### What to produce
Your job is to retype the records exactly while dropping every picture.

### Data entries

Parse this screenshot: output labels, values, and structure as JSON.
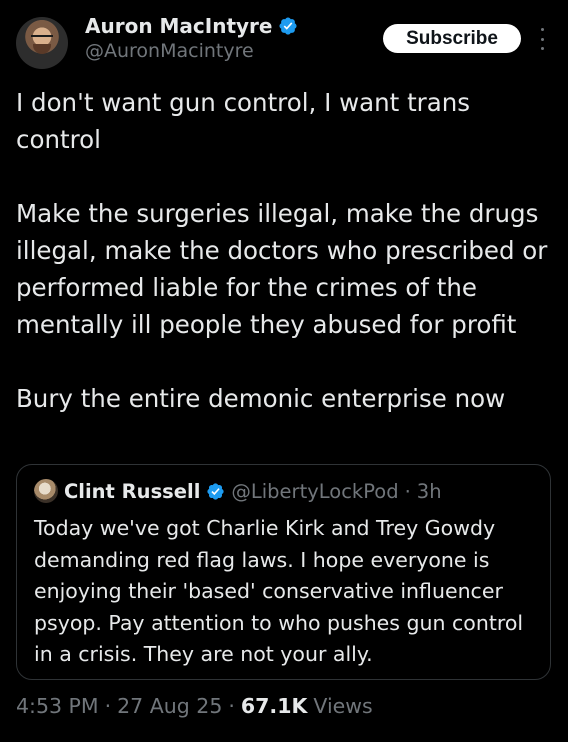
{
  "author": {
    "display_name": "Auron MacIntyre",
    "handle": "@AuronMacintyre",
    "verified_icon": "verified-badge-icon"
  },
  "actions": {
    "subscribe_label": "Subscribe",
    "more_icon": "more-options-icon"
  },
  "tweet": {
    "paragraphs": [
      "I don't want gun control, I want trans control",
      "Make the surgeries illegal, make the drugs illegal, make the doctors who prescribed or performed liable for the crimes of the mentally ill people they abused for profit",
      "Bury the entire demonic enterprise now"
    ]
  },
  "quoted_tweet": {
    "display_name": "Clint Russell",
    "handle": "@LibertyLockPod",
    "separator": "·",
    "time": "3h",
    "text": "Today we've got Charlie Kirk and Trey Gowdy demanding red flag laws. I hope everyone is enjoying their 'based' conservative influencer psyop. Pay attention to who pushes gun control in a crisis. They are not your ally."
  },
  "meta": {
    "time": "4:53 PM",
    "separator": "·",
    "date": "27 Aug 25",
    "views_count": "67.1K",
    "views_label": "Views"
  },
  "colors": {
    "background": "#000000",
    "text": "#e7e9ea",
    "secondary": "#71767b",
    "verified": "#1d9bf0"
  }
}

### Output for this task
Parse this screenshot: output labels, values, and structure as JSON.
{
  "author": {
    "display_name": "Auron MacIntyre",
    "handle": "@AuronMacintyre",
    "verified_icon": "verified-badge-icon"
  },
  "actions": {
    "subscribe_label": "Subscribe",
    "more_icon": "more-options-icon"
  },
  "tweet": {
    "paragraphs": [
      "I don't want gun control, I want trans control",
      "Make the surgeries illegal, make the drugs illegal, make the doctors who prescribed or performed liable for the crimes of the mentally ill people they abused for profit",
      "Bury the entire demonic enterprise now"
    ]
  },
  "quoted_tweet": {
    "display_name": "Clint Russell",
    "handle": "@LibertyLockPod",
    "separator": "·",
    "time": "3h",
    "text": "Today we've got Charlie Kirk and Trey Gowdy demanding red flag laws. I hope everyone is enjoying their 'based' conservative influencer psyop. Pay attention to who pushes gun control in a crisis. They are not your ally."
  },
  "meta": {
    "time": "4:53 PM",
    "separator": "·",
    "date": "27 Aug 25",
    "views_count": "67.1K",
    "views_label": "Views"
  },
  "colors": {
    "background": "#000000",
    "text": "#e7e9ea",
    "secondary": "#71767b",
    "verified": "#1d9bf0"
  }
}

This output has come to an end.